The topic of recession vs. not-a-recession can be hotly debated. For example, Canada recorded two consecutive quarters of GDP decline in the first half of 2015, resulting from a severe plunge in global oil prices. In July of that year, the C.D. Howe’s council determined that Canada had not entered a recession – a decision that was reiterated several more times in the following years, to account for data revisions.
At the final vote in 2018, the council’s members were still divided on the matter. Those voting “no” to labelling the period a recession pointed to employment growth and the concentrated nature of the GDP decline by industry.
While Statscan produces key economic data, the agency does not determine business cycle dates.
Does Canada need a recession?
Realistically, few people are rooting for a recession, because they’re generally accompanied by loads of financial pain for households and businesses. The unemployment rate tends to rise substantially, leaving people with less income, and companies suffer from fewer sales. Consumer and business insolvencies typically jump, too.
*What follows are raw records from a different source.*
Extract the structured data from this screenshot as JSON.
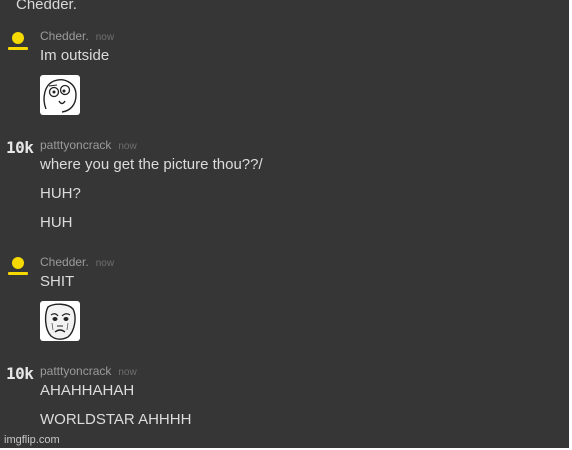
{
  "top_partial": {
    "text": "Chedder."
  },
  "messages": [
    {
      "username": "Chedder.",
      "time": "now",
      "avatar": {
        "icon": "yellow-person-icon",
        "color": "#f5d900"
      },
      "lines": [
        "Im outside"
      ],
      "image": {
        "icon": "derp-rage-face-icon"
      }
    },
    {
      "username": "patttyoncrack",
      "time": "now",
      "avatar": {
        "text": "10k"
      },
      "lines": [
        "where you get the picture thou??/",
        "HUH?",
        "HUH"
      ]
    },
    {
      "username": "Chedder.",
      "time": "now",
      "avatar": {
        "icon": "yellow-person-icon",
        "color": "#f5d900"
      },
      "lines": [
        "SHIT"
      ],
      "image": {
        "icon": "okay-rage-face-icon"
      }
    },
    {
      "username": "patttyoncrack",
      "time": "now",
      "avatar": {
        "text": "10k"
      },
      "lines": [
        "AHAHHAHAH",
        "WORLDSTAR AHHHH"
      ]
    }
  ],
  "watermark": {
    "text": "imgflip.com"
  },
  "colors": {
    "background": "#363636",
    "message_text": "#dcdcdc",
    "username": "#9b9b9b",
    "timestamp": "#6f6f6f",
    "avatar_yellow": "#f5d900"
  }
}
Canada’s economy is slowing after the Bank of Canada raised interest rates at the fastest pace in decades. The central bank is trying to bring inflation back down to its 2-per-cent target, and its primary way of doing so is raising interest rates. When households and businesses allocate more money to debt payments, less is available to spend in other ways. Also, higher interest rates encourage people to save their money and earn higher returns on risk-free investments. Ultimately, this brings supply and demand into better balance, helping to calm inflation.
The trouble is that rate-hike campaigns frequently tip economies into recession. Consumers spend less and businesses pull back on investment, which can spiral into a rough situation. It is rare for central banks to achieve a “soft landing,” in which inflation is brought under control without significant economic damage. That said, many economists think the U.S. will manage to pull off this feat during this rate-hike cycle.
Despite the concerns with a recession, Manulife Investment Management global chief economist Frances Donald argued in October that a mild recession may be preferable to a “soft landing” of prolonged weak growth. In the former scenario, inflation would subside more quickly, allowing central banks to lower interest rates. This, in turn, could set up a stronger economic rebound.
What about per-capita growth?
This is where Canada is undeniably hurting. On a per-person basis, Canada’s economic output has effectively stagnated for years; real GDP per capita is no higher today than in 2017. Many economists point to Canada’s productivity woes as one of the more pressing issues facing the country. Per-capita output is widely considered a proxy for living standards; residents of more productive countries tend to live longer and report being happier.
“GDP per capita would have to expand by an average of 1.5% per year over the next decade to get back to its historical long-term growth rate,” Statscan said in a recent report. “This is a similar pace to that observed in the 1990s, when the population was increasing at a slower pace.”
What is the economic outlook for 2024?
The coming year is looking shaky, given the restrictive interest rates in place to control inflation.
For its fall economic statement, which was released in late November, the federal government surveyed a group of private-sector economists on the outlook. They expect real GDP growth of just 0.4 per cent next year.
The Bank of Canada is projecting slightly stronger growth of 0.9 per cent in 2024, according to the central bank’s most recent Monetary Policy Report, followed by an acceleration to 2.5 per cent in 2025.